_WORK ORDER:_ Search the data for the word "EMPLEADO" and copy each line that has it.

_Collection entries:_
══════════

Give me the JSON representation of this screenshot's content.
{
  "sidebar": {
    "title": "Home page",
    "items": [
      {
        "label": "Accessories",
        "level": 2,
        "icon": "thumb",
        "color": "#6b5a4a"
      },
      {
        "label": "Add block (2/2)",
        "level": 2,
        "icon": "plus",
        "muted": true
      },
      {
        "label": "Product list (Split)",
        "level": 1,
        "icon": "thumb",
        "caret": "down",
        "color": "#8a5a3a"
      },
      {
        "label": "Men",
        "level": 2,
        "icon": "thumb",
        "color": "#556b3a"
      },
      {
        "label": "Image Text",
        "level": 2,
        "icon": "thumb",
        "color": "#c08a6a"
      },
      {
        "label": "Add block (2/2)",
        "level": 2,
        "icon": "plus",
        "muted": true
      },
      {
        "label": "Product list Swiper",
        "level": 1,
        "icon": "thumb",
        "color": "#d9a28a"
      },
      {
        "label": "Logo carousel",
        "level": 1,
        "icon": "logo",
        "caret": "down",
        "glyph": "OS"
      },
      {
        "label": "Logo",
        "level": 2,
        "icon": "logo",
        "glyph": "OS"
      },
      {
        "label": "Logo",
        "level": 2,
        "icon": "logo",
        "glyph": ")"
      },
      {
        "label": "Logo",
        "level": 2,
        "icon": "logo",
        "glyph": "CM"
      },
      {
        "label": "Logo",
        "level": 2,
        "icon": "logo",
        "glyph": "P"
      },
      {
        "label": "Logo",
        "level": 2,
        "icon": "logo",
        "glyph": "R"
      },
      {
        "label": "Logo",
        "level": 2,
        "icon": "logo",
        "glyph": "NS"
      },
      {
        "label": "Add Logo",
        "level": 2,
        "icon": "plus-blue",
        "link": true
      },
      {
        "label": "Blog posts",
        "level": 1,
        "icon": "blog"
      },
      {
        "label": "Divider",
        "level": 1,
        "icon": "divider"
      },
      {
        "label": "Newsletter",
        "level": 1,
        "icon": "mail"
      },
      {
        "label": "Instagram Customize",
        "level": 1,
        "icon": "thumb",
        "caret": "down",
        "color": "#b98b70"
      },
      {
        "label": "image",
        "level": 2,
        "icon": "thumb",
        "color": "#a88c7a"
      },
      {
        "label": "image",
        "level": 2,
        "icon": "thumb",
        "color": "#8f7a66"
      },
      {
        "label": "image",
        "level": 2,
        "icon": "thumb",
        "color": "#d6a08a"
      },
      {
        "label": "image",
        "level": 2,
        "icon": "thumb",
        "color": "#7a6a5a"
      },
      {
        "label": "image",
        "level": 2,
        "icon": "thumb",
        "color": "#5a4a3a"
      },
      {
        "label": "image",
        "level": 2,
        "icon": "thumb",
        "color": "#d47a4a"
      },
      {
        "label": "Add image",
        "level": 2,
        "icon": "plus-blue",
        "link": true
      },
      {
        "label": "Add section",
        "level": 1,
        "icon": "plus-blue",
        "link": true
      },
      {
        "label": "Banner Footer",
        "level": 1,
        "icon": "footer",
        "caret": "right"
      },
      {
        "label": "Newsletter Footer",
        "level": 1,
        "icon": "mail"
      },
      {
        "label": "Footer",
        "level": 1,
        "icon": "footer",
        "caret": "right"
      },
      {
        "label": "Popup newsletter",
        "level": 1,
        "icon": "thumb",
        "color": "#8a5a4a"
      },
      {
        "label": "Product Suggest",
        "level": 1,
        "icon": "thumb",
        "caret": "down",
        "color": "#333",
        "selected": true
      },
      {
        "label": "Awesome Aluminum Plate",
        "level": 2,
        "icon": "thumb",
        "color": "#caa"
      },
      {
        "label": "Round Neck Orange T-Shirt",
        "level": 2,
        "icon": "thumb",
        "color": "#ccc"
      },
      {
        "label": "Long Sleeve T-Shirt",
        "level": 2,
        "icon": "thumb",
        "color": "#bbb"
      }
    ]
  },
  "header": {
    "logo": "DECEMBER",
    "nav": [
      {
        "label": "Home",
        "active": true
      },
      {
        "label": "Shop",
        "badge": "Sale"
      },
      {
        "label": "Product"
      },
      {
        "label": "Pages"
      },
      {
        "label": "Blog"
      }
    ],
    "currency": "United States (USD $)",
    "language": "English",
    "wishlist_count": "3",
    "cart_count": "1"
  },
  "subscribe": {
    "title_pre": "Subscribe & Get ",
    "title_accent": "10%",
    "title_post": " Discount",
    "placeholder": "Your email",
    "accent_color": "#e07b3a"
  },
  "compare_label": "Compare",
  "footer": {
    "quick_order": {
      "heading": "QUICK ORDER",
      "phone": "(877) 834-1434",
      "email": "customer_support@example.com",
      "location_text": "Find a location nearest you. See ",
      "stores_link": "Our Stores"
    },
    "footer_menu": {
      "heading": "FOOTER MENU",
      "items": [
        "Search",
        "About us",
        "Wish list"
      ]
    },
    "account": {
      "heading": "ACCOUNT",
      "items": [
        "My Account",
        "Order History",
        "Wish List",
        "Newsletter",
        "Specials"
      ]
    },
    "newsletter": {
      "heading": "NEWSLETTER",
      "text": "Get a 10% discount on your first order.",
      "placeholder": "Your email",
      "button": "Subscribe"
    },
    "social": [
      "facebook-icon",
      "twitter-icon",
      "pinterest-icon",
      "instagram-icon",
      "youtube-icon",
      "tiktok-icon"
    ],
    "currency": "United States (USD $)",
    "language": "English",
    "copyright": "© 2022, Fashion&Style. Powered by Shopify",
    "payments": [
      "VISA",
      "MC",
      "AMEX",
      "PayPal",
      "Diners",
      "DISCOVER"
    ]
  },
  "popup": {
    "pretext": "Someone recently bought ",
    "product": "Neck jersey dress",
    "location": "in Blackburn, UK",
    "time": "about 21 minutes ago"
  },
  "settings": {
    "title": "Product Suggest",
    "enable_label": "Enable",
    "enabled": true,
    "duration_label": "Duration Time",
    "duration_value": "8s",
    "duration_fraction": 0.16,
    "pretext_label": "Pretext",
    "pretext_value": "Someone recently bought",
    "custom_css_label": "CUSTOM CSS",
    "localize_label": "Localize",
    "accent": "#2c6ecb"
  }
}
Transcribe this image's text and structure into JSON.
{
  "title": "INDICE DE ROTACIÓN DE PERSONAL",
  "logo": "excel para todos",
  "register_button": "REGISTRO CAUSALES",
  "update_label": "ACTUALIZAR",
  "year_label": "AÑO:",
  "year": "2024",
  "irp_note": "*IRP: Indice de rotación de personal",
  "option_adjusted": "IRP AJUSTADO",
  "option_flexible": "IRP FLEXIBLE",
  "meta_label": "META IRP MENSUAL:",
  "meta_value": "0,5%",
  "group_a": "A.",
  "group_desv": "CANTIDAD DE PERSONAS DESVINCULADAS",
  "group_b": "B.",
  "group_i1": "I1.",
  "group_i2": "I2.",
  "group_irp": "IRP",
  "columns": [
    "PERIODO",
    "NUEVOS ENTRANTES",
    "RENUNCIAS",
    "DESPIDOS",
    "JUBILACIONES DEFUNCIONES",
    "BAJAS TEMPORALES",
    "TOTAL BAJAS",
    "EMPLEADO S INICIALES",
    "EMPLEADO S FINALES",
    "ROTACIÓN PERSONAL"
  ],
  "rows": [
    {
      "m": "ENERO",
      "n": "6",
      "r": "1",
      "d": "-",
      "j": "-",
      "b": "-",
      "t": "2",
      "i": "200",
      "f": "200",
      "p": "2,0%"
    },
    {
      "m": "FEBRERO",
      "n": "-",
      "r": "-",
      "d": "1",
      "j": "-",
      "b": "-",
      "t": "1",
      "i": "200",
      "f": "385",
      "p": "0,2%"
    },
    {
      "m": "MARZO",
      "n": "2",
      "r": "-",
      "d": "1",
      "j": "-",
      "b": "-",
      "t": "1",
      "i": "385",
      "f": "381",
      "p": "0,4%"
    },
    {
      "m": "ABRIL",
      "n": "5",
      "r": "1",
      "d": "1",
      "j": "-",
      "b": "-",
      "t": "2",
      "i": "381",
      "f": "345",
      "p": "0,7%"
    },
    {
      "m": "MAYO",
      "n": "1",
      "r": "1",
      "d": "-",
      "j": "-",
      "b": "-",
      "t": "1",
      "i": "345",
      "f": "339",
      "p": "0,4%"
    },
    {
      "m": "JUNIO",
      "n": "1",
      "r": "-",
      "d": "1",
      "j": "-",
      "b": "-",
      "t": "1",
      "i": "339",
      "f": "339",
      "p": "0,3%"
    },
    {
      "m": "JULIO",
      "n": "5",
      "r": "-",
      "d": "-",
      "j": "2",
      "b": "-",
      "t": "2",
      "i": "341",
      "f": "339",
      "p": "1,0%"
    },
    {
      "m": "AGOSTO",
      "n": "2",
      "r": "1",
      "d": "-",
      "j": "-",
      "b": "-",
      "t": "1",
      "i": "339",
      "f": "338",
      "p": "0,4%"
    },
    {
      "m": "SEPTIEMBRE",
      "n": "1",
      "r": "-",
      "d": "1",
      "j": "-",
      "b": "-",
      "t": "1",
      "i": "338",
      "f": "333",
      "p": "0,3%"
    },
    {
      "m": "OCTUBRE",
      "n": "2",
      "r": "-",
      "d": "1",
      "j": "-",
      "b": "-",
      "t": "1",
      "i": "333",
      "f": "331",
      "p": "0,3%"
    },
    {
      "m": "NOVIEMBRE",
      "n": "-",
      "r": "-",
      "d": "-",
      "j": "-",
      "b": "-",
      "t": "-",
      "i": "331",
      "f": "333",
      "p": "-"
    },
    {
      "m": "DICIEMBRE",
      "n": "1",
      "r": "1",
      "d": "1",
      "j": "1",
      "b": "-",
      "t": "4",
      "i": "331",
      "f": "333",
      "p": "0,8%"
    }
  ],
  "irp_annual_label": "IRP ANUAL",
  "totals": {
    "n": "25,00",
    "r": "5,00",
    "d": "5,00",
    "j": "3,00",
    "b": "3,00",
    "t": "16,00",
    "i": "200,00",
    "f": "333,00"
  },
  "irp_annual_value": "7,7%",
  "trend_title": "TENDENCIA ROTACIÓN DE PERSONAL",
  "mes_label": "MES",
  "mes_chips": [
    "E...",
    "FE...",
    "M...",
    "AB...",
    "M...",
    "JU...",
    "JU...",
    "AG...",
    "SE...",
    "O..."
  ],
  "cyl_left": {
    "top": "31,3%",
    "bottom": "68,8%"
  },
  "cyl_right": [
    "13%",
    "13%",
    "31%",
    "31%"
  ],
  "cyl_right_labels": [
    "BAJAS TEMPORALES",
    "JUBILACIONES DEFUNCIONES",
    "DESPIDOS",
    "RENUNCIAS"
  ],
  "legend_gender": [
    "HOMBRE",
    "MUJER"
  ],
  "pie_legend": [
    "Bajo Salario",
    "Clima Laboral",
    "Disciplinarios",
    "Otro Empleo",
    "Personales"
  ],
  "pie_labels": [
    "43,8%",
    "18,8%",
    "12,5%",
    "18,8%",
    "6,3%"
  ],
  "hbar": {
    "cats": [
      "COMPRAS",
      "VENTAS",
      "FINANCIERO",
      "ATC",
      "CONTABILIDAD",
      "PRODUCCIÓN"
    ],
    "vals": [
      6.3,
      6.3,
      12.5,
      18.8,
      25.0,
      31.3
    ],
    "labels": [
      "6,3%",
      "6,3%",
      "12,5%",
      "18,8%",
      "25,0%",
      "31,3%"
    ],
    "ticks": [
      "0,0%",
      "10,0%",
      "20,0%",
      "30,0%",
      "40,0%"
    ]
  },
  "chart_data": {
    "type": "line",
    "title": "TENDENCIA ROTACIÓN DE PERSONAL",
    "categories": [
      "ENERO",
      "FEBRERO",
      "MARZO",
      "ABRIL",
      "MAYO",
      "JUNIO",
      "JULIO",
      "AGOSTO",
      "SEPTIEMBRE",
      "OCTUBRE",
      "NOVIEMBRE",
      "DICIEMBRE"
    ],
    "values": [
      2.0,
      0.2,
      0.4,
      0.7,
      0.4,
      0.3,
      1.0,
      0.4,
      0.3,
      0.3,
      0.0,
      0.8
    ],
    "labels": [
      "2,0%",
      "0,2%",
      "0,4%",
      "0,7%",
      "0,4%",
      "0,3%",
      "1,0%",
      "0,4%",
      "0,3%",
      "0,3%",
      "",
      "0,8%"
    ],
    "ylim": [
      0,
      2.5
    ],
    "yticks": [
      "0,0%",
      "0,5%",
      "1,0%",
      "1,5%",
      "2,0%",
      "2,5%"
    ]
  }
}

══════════

_RESPONSE:_
    "EMPLEADO S INICIALES",
    "EMPLEADO S FINALES",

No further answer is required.